* _Exercise prompt_: Copy each line below that includes "strength".

* _Raw data_:
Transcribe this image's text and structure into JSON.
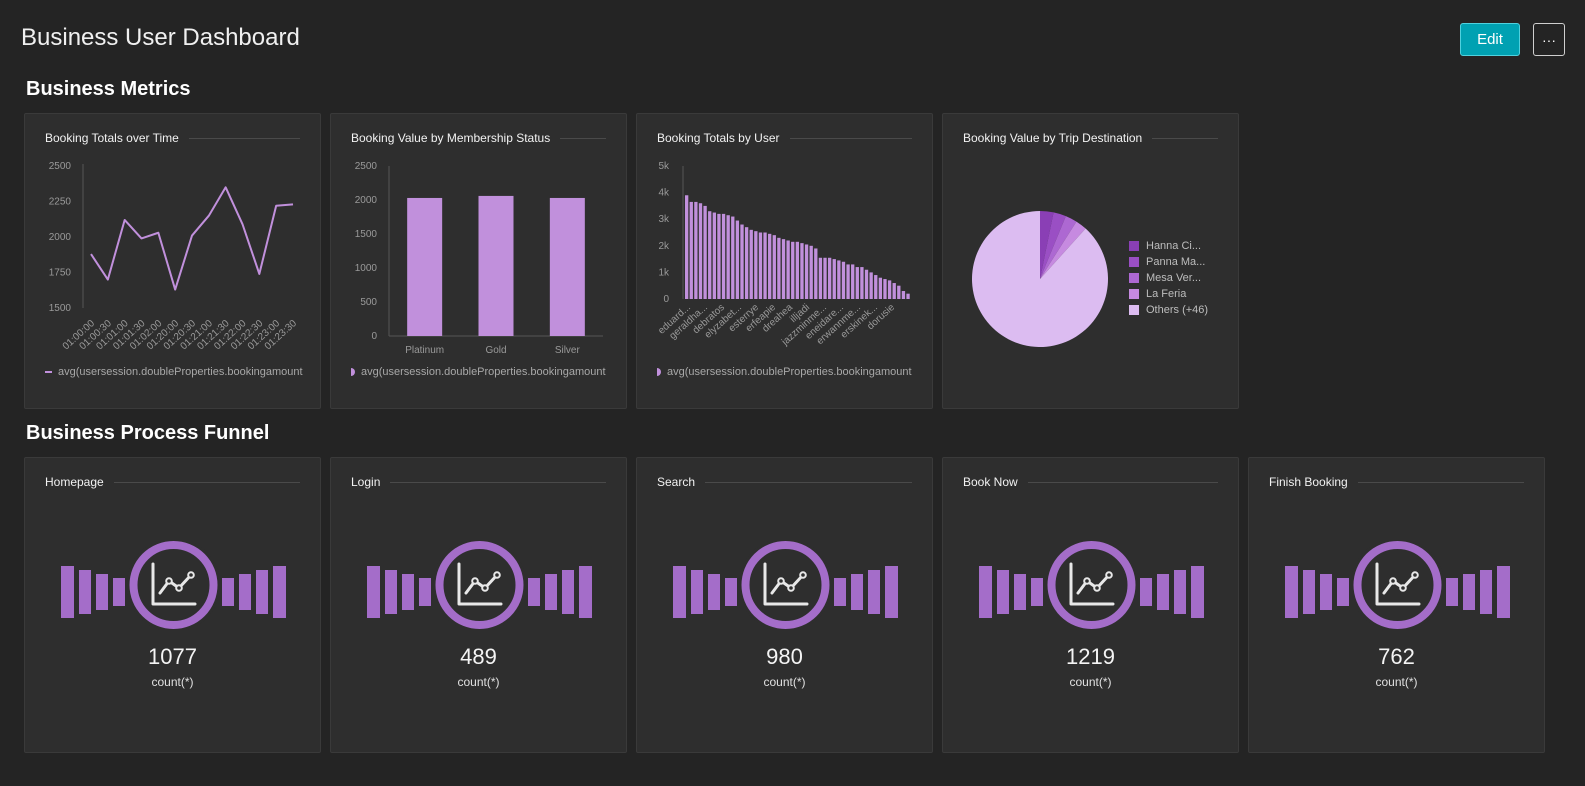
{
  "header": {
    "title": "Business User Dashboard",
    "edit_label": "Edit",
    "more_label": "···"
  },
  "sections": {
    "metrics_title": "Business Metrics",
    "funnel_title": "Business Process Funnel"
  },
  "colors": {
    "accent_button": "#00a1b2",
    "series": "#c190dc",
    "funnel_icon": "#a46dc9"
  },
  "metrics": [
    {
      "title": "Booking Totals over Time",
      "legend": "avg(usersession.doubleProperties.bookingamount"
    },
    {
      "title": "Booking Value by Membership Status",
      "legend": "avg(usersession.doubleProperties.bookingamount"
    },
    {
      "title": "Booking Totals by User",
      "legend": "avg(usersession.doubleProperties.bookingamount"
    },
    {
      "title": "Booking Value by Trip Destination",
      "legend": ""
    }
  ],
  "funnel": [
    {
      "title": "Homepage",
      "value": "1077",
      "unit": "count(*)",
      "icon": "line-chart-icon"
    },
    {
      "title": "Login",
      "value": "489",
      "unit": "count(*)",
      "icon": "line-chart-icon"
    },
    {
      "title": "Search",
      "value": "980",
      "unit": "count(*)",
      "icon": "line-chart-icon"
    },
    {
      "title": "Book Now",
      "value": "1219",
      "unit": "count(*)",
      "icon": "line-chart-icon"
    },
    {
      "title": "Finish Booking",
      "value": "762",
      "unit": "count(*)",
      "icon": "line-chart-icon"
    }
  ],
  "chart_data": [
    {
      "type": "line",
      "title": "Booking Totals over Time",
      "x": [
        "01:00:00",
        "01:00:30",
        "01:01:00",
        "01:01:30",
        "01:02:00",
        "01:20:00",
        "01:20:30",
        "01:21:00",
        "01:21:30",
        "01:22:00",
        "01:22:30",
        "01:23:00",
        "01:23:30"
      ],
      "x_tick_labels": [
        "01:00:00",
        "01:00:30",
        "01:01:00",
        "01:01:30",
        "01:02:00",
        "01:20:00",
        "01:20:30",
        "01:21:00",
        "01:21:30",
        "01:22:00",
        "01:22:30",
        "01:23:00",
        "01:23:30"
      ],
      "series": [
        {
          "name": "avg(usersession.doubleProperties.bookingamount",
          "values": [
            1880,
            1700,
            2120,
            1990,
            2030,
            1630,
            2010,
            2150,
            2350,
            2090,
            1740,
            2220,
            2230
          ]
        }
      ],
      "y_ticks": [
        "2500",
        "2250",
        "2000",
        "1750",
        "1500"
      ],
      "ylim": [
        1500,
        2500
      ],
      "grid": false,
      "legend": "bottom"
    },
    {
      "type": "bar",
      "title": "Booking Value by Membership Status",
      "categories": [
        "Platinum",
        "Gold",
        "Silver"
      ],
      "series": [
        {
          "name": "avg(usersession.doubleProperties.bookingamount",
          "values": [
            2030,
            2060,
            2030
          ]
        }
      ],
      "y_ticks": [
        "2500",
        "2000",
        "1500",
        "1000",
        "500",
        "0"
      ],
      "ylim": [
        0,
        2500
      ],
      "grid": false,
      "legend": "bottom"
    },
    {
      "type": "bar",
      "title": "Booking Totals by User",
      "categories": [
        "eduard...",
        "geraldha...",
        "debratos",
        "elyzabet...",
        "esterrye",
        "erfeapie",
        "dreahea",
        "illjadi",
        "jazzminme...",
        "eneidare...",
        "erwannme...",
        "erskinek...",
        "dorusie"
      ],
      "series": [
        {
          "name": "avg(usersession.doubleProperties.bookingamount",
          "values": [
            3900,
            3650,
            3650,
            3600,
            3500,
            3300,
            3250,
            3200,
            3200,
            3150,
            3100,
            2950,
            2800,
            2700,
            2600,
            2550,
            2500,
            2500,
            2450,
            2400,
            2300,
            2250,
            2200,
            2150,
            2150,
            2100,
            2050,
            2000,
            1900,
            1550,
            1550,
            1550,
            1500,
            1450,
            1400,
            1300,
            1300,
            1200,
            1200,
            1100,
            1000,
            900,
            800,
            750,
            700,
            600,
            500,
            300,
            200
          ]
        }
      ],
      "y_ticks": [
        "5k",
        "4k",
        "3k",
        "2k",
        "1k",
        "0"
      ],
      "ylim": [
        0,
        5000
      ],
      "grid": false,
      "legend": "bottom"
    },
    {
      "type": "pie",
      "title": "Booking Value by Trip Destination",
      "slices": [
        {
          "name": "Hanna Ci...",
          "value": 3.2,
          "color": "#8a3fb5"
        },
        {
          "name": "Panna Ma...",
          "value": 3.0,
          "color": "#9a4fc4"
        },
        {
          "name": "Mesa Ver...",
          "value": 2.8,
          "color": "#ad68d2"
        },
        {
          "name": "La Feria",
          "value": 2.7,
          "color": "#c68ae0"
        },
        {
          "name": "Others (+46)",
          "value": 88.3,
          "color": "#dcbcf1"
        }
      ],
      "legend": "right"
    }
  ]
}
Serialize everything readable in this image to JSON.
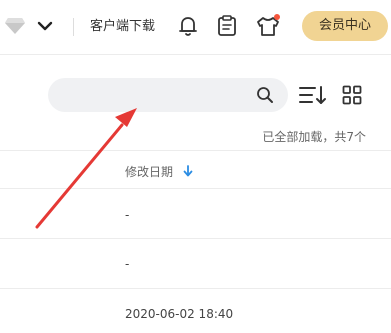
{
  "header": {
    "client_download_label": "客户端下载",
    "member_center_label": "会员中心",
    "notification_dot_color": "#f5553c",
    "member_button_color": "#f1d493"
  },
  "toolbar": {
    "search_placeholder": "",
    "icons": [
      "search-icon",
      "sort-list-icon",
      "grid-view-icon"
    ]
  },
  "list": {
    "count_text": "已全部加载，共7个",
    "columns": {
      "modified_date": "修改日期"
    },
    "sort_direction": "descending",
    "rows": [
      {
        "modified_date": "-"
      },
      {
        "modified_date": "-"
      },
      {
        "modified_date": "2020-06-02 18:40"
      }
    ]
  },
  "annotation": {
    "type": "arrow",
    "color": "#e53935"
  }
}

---

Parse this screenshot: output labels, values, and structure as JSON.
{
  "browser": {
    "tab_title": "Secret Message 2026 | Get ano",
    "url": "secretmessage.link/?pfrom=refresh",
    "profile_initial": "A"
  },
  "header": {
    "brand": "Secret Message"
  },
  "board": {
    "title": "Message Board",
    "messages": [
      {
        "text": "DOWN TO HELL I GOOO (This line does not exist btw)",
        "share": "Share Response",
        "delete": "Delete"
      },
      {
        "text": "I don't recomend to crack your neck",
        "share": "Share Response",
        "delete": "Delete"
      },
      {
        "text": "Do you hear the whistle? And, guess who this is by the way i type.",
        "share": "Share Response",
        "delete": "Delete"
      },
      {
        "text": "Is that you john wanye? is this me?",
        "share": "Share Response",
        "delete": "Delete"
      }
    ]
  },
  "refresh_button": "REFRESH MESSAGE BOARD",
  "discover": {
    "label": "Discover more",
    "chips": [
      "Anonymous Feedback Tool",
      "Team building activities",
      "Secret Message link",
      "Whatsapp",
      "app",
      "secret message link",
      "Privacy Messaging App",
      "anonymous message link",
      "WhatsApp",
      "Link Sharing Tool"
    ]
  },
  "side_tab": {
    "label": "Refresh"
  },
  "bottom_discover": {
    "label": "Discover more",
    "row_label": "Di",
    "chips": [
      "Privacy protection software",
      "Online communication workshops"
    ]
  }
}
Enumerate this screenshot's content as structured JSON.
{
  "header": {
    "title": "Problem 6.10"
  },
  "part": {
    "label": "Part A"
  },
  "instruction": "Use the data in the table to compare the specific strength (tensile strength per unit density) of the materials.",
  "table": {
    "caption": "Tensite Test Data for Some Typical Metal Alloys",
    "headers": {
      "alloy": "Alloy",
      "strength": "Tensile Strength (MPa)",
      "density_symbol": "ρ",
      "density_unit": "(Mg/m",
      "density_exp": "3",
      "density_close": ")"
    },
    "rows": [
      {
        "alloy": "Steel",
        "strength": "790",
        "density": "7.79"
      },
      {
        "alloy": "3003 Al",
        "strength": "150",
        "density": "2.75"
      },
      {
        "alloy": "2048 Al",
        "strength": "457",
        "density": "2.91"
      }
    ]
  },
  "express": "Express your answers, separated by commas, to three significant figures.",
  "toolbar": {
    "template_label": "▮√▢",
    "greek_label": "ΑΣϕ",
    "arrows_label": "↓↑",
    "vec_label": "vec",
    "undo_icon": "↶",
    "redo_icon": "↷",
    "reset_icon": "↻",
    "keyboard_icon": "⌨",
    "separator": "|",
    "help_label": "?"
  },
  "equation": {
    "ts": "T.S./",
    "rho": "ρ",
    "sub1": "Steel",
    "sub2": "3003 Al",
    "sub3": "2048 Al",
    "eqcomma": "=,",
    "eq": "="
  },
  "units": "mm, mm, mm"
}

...

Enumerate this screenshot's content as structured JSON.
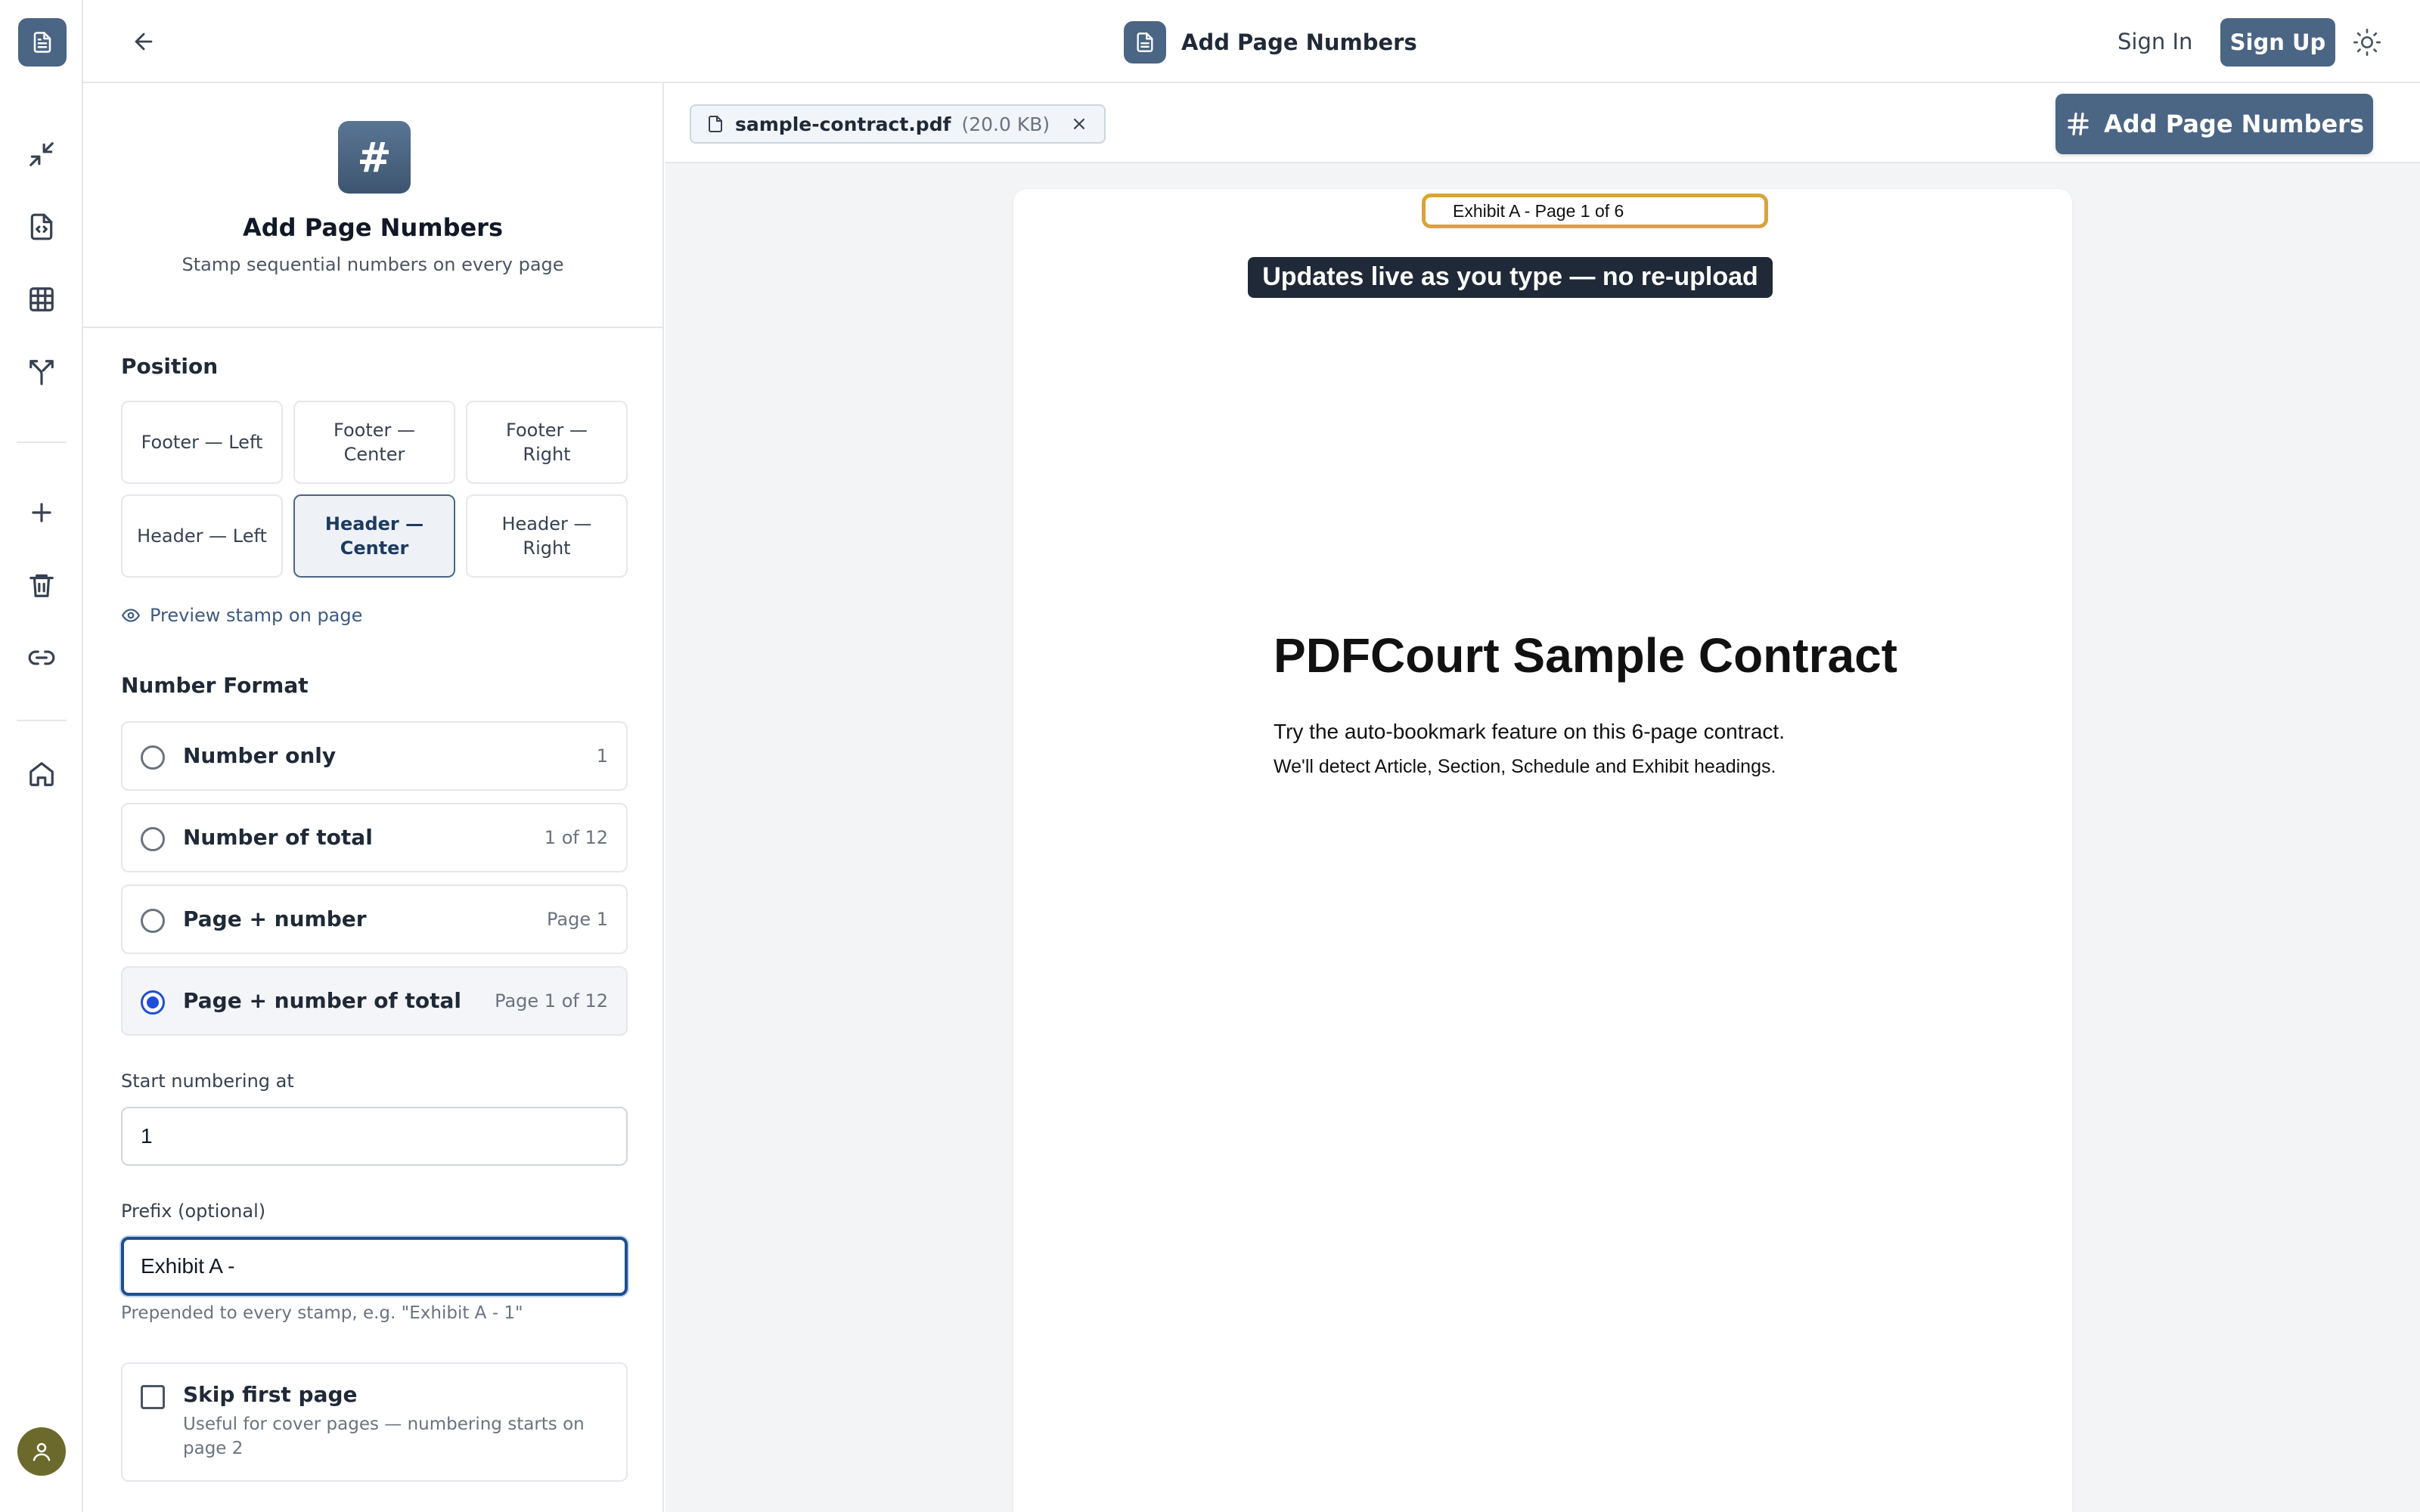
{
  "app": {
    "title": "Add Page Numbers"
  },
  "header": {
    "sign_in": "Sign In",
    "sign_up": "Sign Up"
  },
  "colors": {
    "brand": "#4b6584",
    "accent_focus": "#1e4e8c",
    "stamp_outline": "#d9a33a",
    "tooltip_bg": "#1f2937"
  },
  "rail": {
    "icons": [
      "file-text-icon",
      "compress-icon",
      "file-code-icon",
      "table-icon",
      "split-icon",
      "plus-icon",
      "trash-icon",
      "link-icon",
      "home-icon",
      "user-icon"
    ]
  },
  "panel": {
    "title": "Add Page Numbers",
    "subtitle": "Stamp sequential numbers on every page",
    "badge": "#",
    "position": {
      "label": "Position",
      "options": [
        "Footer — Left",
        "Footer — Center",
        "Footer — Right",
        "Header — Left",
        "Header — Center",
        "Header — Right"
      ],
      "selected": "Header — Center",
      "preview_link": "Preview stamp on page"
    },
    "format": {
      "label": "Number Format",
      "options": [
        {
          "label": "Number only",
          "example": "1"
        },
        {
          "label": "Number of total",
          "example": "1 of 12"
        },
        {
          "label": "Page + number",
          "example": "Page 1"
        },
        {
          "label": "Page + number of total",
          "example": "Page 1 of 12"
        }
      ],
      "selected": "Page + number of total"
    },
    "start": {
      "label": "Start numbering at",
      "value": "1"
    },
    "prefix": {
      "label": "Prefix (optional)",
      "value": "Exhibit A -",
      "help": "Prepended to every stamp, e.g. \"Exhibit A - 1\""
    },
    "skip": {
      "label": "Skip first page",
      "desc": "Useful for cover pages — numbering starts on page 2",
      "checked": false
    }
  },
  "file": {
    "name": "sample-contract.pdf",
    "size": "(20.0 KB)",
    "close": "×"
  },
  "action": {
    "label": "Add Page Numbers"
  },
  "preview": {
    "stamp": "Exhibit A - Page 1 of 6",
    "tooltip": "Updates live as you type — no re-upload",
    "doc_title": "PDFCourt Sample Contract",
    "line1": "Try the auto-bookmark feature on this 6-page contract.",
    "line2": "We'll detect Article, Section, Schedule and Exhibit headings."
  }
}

* _Exercise answer_:
  "instruction": "Use the data in the table to compare the specific strength (tensile strength per unit density) of the materials.",
      "strength": "Tensile Strength (MPa)",
        "strength": "790",
        "strength": "150",
        "strength": "457",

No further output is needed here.